With Peter Pan about to (once again) fall into the public domain, Great Ormond Street children's hospital is preparing for the loss of revenue from licensing the story:
A vital source of funding for the hospital will come under threat from January 1 when Peter and his Neverland companions are thrust into the public domain. Author JM Barrie bequeathed all the rights to Peter Pan to the hospital in 1929 and they have provided badly needed funds ever since.In many senses, Great Ormond Street has been a good steward for the Peter Pan legacy. Unlike companies which directly produce entertainment works, and which may guard their intellectual property at the expense of creativity and innovation, Great Ormond Street has licensed the story for adaptations and sequels which depart markedly from the Barrie original, and from what a media company might deem an appropriate depiction of the story's characters. That said, in my opinion, copyright protections are already too long.

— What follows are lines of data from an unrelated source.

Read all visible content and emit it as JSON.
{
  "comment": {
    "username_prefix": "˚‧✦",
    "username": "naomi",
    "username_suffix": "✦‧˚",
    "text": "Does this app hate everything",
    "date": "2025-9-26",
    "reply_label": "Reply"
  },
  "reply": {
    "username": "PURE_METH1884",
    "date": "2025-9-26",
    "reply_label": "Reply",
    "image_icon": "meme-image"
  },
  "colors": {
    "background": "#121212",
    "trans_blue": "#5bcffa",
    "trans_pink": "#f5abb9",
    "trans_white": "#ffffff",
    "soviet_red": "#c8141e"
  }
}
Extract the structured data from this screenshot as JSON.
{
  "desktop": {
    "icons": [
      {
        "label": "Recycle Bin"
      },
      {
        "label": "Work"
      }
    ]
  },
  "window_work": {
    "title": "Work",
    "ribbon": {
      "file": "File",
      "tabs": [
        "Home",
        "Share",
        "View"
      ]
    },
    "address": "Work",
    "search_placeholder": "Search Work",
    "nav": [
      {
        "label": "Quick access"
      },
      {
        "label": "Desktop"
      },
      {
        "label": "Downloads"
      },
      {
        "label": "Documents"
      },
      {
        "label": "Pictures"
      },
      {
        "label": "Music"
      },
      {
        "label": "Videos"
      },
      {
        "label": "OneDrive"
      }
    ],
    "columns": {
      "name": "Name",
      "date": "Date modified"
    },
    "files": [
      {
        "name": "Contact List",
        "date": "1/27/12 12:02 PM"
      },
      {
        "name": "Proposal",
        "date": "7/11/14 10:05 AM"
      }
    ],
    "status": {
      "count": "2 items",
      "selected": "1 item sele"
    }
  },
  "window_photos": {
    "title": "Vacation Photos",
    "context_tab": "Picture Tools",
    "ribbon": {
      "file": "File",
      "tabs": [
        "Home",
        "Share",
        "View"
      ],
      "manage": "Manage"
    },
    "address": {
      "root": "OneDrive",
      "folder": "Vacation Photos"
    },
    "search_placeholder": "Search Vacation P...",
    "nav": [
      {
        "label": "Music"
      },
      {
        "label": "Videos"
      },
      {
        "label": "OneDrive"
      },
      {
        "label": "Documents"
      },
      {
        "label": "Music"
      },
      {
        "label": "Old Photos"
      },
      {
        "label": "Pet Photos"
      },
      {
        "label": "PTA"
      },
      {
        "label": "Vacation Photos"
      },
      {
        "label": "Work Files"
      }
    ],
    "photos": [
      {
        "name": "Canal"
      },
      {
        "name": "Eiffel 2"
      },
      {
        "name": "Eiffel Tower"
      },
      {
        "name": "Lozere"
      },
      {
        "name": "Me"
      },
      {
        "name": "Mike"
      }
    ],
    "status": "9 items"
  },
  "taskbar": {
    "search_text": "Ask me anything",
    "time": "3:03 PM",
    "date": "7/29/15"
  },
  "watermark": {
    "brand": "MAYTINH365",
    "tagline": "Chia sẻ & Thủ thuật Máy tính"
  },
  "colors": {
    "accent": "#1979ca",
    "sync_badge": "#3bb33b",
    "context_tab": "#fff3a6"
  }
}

When some order was first brought to global copyright under the Berne Convention of 1886, the intention was to reward authors and the first two generations of their descendants, explains Mark Owen, head of intellectual property at law firm Harbottle & Lewis. Copyright now expires 70 years after an author's death.Let's be honest - a miniscule amount of the vast body of copyrighted material is of much interest even five years after publication, and virtually none is of interest seventy years after the author's death. The people who are interested in again extending the protection are companies like Disney, which do not wish to see their earliest works fall into the public domain. Nobody needs to be reminded of the irony in Disney's building its fortunes on public domain works, only to repeatedly and successfully lobby Congress to keep anybody else from doing the same with its own creations.
But in an age where characters and works survive for longer and in more media than ever before, copyright cut-off points are increasingly coming into question, he adds.
Meanwhile, Great Ormond Street is trying to prepare for a post-Peter Pan future:
Much of the hospital's hopes are down to Peter Pan in Scarlet, the winner of a competition to become the classic's official sequel. Commissioned in 2004, well in advance of the original's copyright expiry, the new tale by Geraldine McCaughrean has already been translated into 37 lanaguages and printed in 40 editions.I can't help but wonder if the change of costume figured in to why this particular book was the winner. Depict Peter Pan in green, and you're in the public domain, but if you put so much as a hint of red on his costume.... (Here's a review of the sequel.)